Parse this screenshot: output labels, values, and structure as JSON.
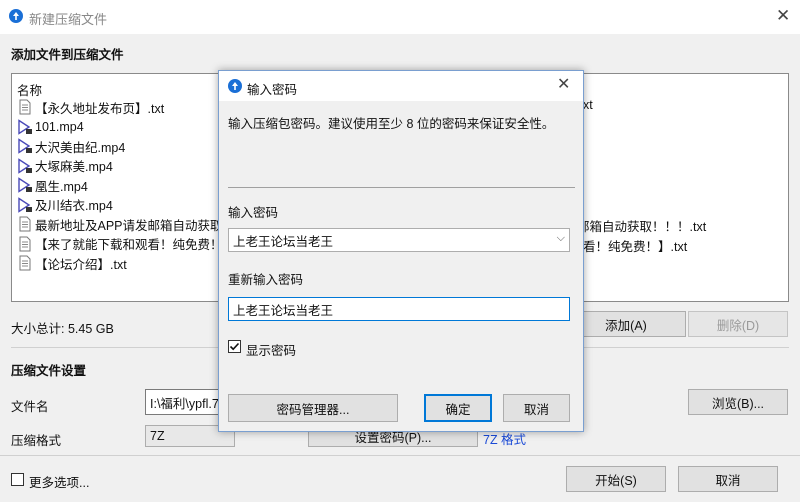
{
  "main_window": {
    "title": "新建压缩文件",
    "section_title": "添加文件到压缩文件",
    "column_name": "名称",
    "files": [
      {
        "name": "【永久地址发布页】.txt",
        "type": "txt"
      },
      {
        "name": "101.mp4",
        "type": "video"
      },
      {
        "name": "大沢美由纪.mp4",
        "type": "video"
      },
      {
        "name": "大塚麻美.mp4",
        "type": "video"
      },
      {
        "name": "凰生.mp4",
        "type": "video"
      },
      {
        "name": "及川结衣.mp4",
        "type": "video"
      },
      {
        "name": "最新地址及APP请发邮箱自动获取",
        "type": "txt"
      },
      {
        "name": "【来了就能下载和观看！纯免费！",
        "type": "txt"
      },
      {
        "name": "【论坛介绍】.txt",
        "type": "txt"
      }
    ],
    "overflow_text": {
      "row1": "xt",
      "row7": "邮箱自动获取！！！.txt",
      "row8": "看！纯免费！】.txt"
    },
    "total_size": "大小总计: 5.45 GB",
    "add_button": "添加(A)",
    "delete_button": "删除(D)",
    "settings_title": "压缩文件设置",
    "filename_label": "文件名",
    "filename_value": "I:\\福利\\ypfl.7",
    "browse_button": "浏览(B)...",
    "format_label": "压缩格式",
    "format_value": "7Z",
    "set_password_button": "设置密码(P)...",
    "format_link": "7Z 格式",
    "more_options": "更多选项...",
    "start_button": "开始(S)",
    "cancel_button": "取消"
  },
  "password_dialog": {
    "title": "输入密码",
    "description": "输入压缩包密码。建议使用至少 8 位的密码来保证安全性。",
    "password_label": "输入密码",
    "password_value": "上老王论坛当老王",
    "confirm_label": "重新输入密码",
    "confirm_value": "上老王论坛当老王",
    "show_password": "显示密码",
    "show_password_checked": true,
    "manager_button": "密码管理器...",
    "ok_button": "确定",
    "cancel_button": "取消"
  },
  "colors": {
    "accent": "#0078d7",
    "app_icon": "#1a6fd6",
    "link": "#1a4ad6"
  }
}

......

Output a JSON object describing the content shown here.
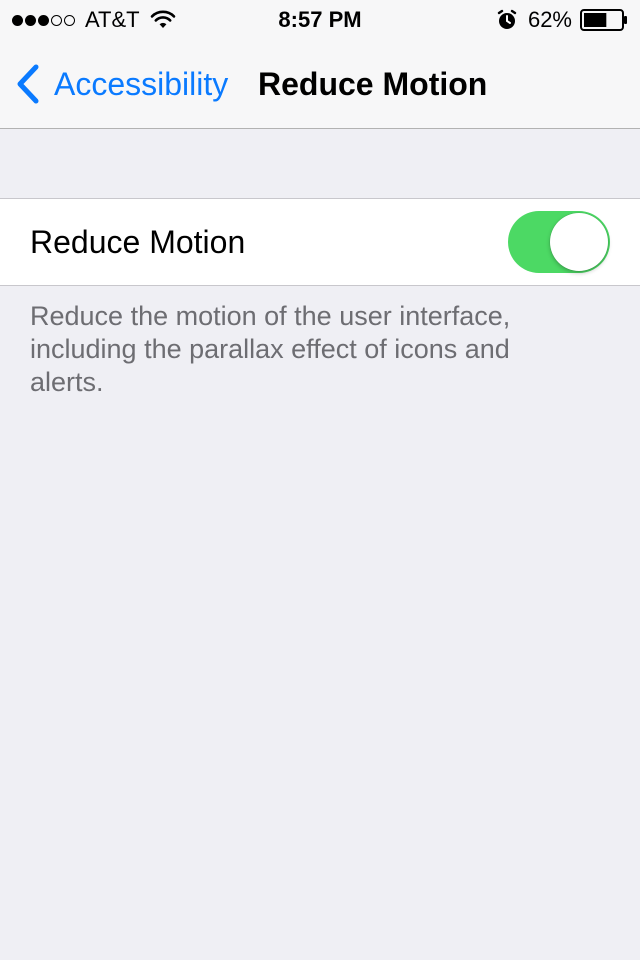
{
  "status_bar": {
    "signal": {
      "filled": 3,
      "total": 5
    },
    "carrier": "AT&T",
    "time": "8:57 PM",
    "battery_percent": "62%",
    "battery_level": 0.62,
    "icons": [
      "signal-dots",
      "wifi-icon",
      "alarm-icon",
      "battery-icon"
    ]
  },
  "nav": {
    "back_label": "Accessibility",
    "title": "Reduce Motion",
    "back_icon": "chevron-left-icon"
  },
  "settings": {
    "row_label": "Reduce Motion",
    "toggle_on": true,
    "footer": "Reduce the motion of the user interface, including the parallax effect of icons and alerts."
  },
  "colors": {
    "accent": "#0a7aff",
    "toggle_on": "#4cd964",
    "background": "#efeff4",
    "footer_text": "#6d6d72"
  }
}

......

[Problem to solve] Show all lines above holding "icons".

[Solution to this problem]
    "icons": [
    "footer": "Reduce the motion of the user interface, including the parallax effect of icons and alerts."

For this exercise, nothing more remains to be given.